ASSIGNED TASK -
Write out the entries below once more, exactly, with the pictures left out.

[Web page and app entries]
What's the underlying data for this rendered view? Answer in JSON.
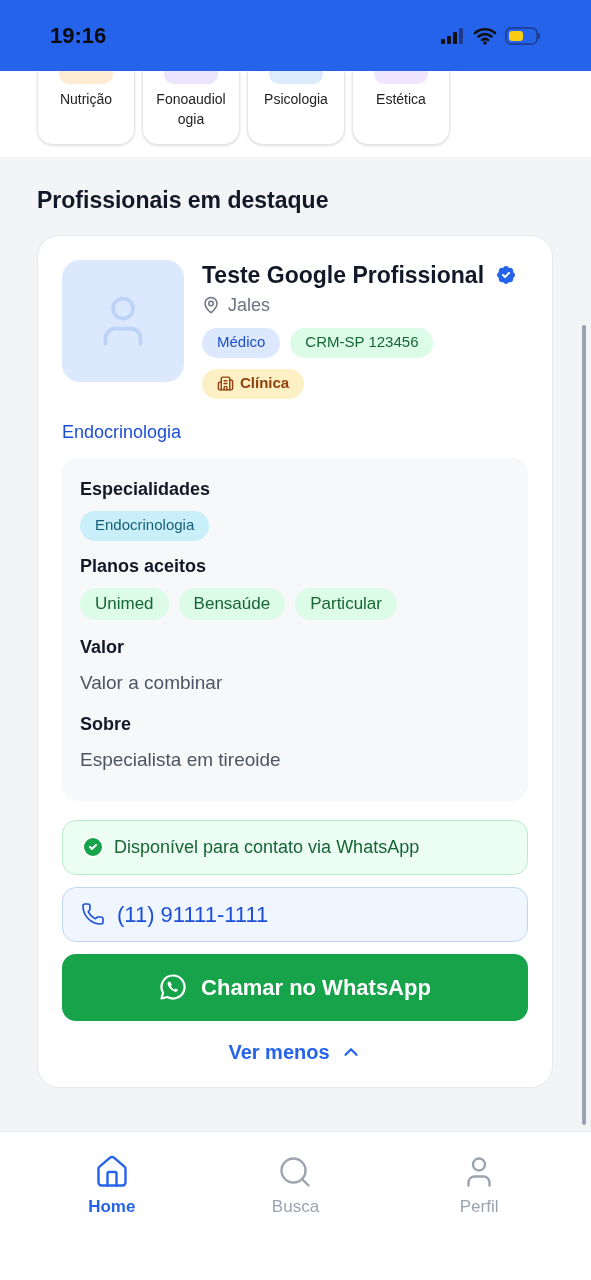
{
  "status_bar": {
    "time": "19:16"
  },
  "categories": [
    {
      "label": "Nutrição",
      "color": "#fdebd3"
    },
    {
      "label": "Fonoaudiologia",
      "color": "#ede4fd"
    },
    {
      "label": "Psicologia",
      "color": "#dcecfd"
    },
    {
      "label": "Estética",
      "color": "#f0e6fd"
    }
  ],
  "section_title": "Profissionais em destaque",
  "professional": {
    "name": "Teste Google Profissional",
    "verified": true,
    "location": "Jales",
    "tags": [
      {
        "label": "Médico",
        "kind": "role"
      },
      {
        "label": "CRM-SP 123456",
        "kind": "license"
      },
      {
        "label": "Clínica",
        "kind": "clinic"
      }
    ],
    "main_specialty": "Endocrinologia",
    "details": {
      "specialties_title": "Especialidades",
      "specialties": [
        "Endocrinologia"
      ],
      "plans_title": "Planos aceitos",
      "plans": [
        "Unimed",
        "Bensaúde",
        "Particular"
      ],
      "price_title": "Valor",
      "price": "Valor a combinar",
      "about_title": "Sobre",
      "about": "Especialista em tireoide"
    },
    "whatsapp_available": "Disponível para contato via WhatsApp",
    "phone": "(11) 91111-1111",
    "whatsapp_button": "Chamar no WhatsApp",
    "toggle": "Ver menos",
    "expanded": true
  },
  "bottom_nav": [
    {
      "label": "Home",
      "kind": "home",
      "selected": true
    },
    {
      "label": "Busca",
      "kind": "search",
      "selected": false
    },
    {
      "label": "Perfil",
      "kind": "profile",
      "selected": false
    }
  ]
}
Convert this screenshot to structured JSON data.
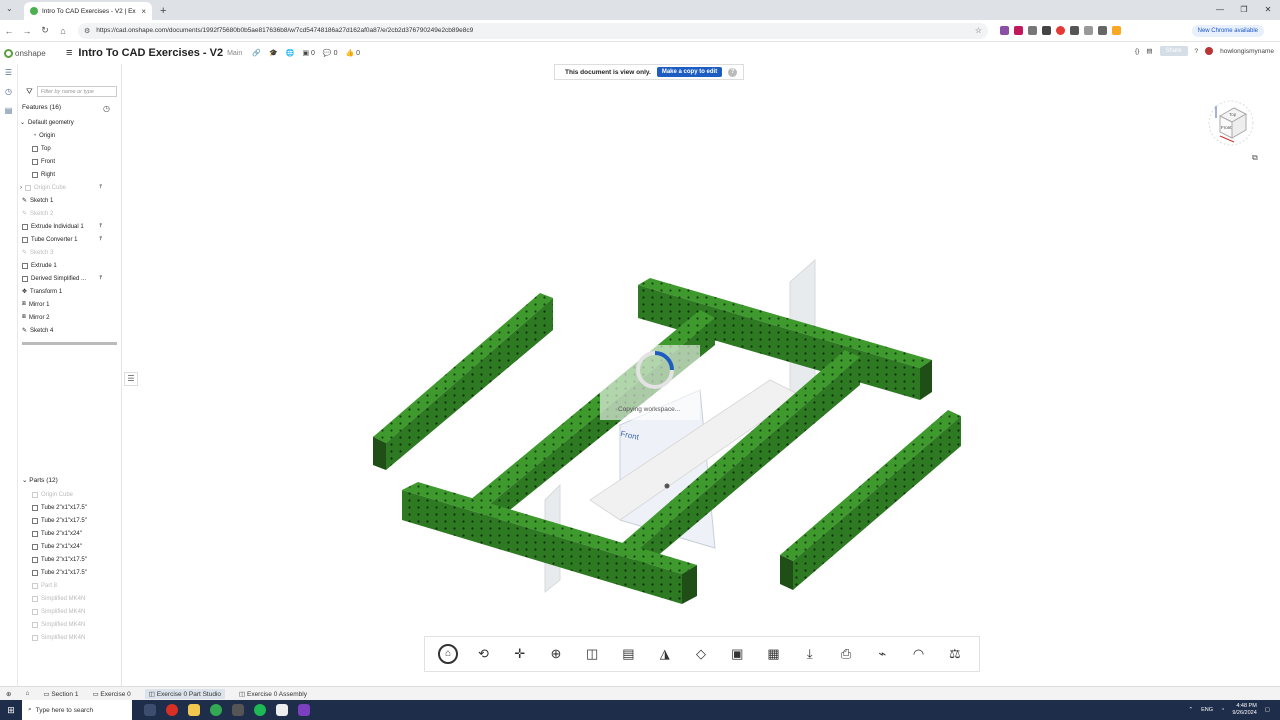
{
  "browser": {
    "tab_title": "Intro To CAD Exercises - V2 | Ex",
    "url": "https://cad.onshape.com/documents/1992f75680b0b5ae817636b8/w/7cd54748186a27d162af0a87/e/2cb2d376790249e2cb89e8c9",
    "new_chrome": "New Chrome available"
  },
  "header": {
    "logo": "onshape",
    "title": "Intro To CAD Exercises - V2",
    "branch": "Main",
    "count1": "0",
    "count2": "0",
    "count3": "0",
    "share": "Share",
    "user": "howlongismyname"
  },
  "banner": {
    "text": "This document is view only.",
    "button": "Make a copy to edit"
  },
  "features": {
    "filter_placeholder": "Filter by name or type",
    "heading": "Features (16)",
    "items": [
      {
        "label": "Default geometry",
        "dim": false
      },
      {
        "label": "Origin",
        "dim": false
      },
      {
        "label": "Top",
        "dim": false
      },
      {
        "label": "Front",
        "dim": false
      },
      {
        "label": "Right",
        "dim": false
      },
      {
        "label": "Origin Cube",
        "dim": true
      },
      {
        "label": "Sketch 1",
        "dim": false
      },
      {
        "label": "Sketch 2",
        "dim": true
      },
      {
        "label": "Extrude Individual 1",
        "dim": false
      },
      {
        "label": "Tube Converter 1",
        "dim": false
      },
      {
        "label": "Sketch 3",
        "dim": true
      },
      {
        "label": "Extrude 1",
        "dim": false
      },
      {
        "label": "Derived Simplified ...",
        "dim": false
      },
      {
        "label": "Transform 1",
        "dim": false
      },
      {
        "label": "Mirror 1",
        "dim": false
      },
      {
        "label": "Mirror 2",
        "dim": false
      },
      {
        "label": "Sketch 4",
        "dim": false
      }
    ]
  },
  "parts": {
    "heading": "Parts (12)",
    "items": [
      {
        "label": "Origin Cube",
        "dim": true
      },
      {
        "label": "Tube 2\"x1\"x17.5\"",
        "dim": false
      },
      {
        "label": "Tube 2\"x1\"x17.5\"",
        "dim": false
      },
      {
        "label": "Tube 2\"x1\"x24\"",
        "dim": false
      },
      {
        "label": "Tube 2\"x1\"x24\"",
        "dim": false
      },
      {
        "label": "Tube 2\"x1\"x17.5\"",
        "dim": false
      },
      {
        "label": "Tube 2\"x1\"x17.5\"",
        "dim": false
      },
      {
        "label": "Part 8",
        "dim": true
      },
      {
        "label": "Simplified MK4N",
        "dim": true
      },
      {
        "label": "Simplified MK4N",
        "dim": true
      },
      {
        "label": "Simplified MK4N",
        "dim": true
      },
      {
        "label": "Simplified MK4N",
        "dim": true
      }
    ]
  },
  "viewport": {
    "loading_text": "Copying workspace...",
    "plane_label": "Front",
    "cube_top": "Top",
    "cube_front": "Front"
  },
  "bottom_tabs": {
    "t1": "Section 1",
    "t2": "Exercise 0",
    "t3": "Exercise 0 Part Studio",
    "t4": "Exercise 0 Assembly"
  },
  "taskbar": {
    "search": "Type here to search",
    "lang": "ENG",
    "time": "4:48 PM",
    "date": "9/26/2024"
  },
  "colors": {
    "tube_green": "#3f9a2e",
    "accent_blue": "#1d5dc1"
  }
}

SOLUTION TO THE PROBLEM -
What's the underlying data for this rendered view? Answer in JSON.
{
  "status_bar": {
    "time": "19:16"
  },
  "categories": [
    {
      "label": "Nutrição",
      "color": "#fdebd3"
    },
    {
      "label": "Fonoaudiologia",
      "color": "#ede4fd"
    },
    {
      "label": "Psicologia",
      "color": "#dcecfd"
    },
    {
      "label": "Estética",
      "color": "#f0e6fd"
    }
  ],
  "section_title": "Profissionais em destaque",
  "professional": {
    "name": "Teste Google Profissional",
    "verified": true,
    "location": "Jales",
    "tags": [
      {
        "label": "Médico",
        "kind": "role"
      },
      {
        "label": "CRM-SP 123456",
        "kind": "license"
      },
      {
        "label": "Clínica",
        "kind": "clinic"
      }
    ],
    "main_specialty": "Endocrinologia",
    "details": {
      "specialties_title": "Especialidades",
      "specialties": [
        "Endocrinologia"
      ],
      "plans_title": "Planos aceitos",
      "plans": [
        "Unimed",
        "Bensaúde",
        "Particular"
      ],
      "price_title": "Valor",
      "price": "Valor a combinar",
      "about_title": "Sobre",
      "about": "Especialista em tireoide"
    },
    "whatsapp_available": "Disponível para contato via WhatsApp",
    "phone": "(11) 91111-1111",
    "whatsapp_button": "Chamar no WhatsApp",
    "toggle": "Ver menos",
    "expanded": true
  },
  "bottom_nav": [
    {
      "label": "Home",
      "kind": "home",
      "selected": true
    },
    {
      "label": "Busca",
      "kind": "search",
      "selected": false
    },
    {
      "label": "Perfil",
      "kind": "profile",
      "selected": false
    }
  ]
}
Convert this screenshot to structured JSON data.
{
  "browser": {
    "tab_title": "Intro To CAD Exercises - V2 | Ex",
    "url": "https://cad.onshape.com/documents/1992f75680b0b5ae817636b8/w/7cd54748186a27d162af0a87/e/2cb2d376790249e2cb89e8c9",
    "new_chrome": "New Chrome available"
  },
  "header": {
    "logo": "onshape",
    "title": "Intro To CAD Exercises - V2",
    "branch": "Main",
    "count1": "0",
    "count2": "0",
    "count3": "0",
    "share": "Share",
    "user": "howlongismyname"
  },
  "banner": {
    "text": "This document is view only.",
    "button": "Make a copy to edit"
  },
  "features": {
    "filter_placeholder": "Filter by name or type",
    "heading": "Features (16)",
    "items": [
      {
        "label": "Default geometry",
        "dim": false
      },
      {
        "label": "Origin",
        "dim": false
      },
      {
        "label": "Top",
        "dim": false
      },
      {
        "label": "Front",
        "dim": false
      },
      {
        "label": "Right",
        "dim": false
      },
      {
        "label": "Origin Cube",
        "dim": true
      },
      {
        "label": "Sketch 1",
        "dim": false
      },
      {
        "label": "Sketch 2",
        "dim": true
      },
      {
        "label": "Extrude Individual 1",
        "dim": false
      },
      {
        "label": "Tube Converter 1",
        "dim": false
      },
      {
        "label": "Sketch 3",
        "dim": true
      },
      {
        "label": "Extrude 1",
        "dim": false
      },
      {
        "label": "Derived Simplified ...",
        "dim": false
      },
      {
        "label": "Transform 1",
        "dim": false
      },
      {
        "label": "Mirror 1",
        "dim": false
      },
      {
        "label": "Mirror 2",
        "dim": false
      },
      {
        "label": "Sketch 4",
        "dim": false
      }
    ]
  },
  "parts": {
    "heading": "Parts (12)",
    "items": [
      {
        "label": "Origin Cube",
        "dim": true
      },
      {
        "label": "Tube 2\"x1\"x17.5\"",
        "dim": false
      },
      {
        "label": "Tube 2\"x1\"x17.5\"",
        "dim": false
      },
      {
        "label": "Tube 2\"x1\"x24\"",
        "dim": false
      },
      {
        "label": "Tube 2\"x1\"x24\"",
        "dim": false
      },
      {
        "label": "Tube 2\"x1\"x17.5\"",
        "dim": false
      },
      {
        "label": "Tube 2\"x1\"x17.5\"",
        "dim": false
      },
      {
        "label": "Part 8",
        "dim": true
      },
      {
        "label": "Simplified MK4N",
        "dim": true
      },
      {
        "label": "Simplified MK4N",
        "dim": true
      },
      {
        "label": "Simplified MK4N",
        "dim": true
      },
      {
        "label": "Simplified MK4N",
        "dim": true
      }
    ]
  },
  "viewport": {
    "loading_text": "Copying workspace...",
    "plane_label": "Front",
    "cube_top": "Top",
    "cube_front": "Front"
  },
  "bottom_tabs": {
    "t1": "Section 1",
    "t2": "Exercise 0",
    "t3": "Exercise 0 Part Studio",
    "t4": "Exercise 0 Assembly"
  },
  "taskbar": {
    "search": "Type here to search",
    "lang": "ENG",
    "time": "4:48 PM",
    "date": "9/26/2024"
  },
  "colors": {
    "tube_green": "#3f9a2e",
    "accent_blue": "#1d5dc1"
  }
}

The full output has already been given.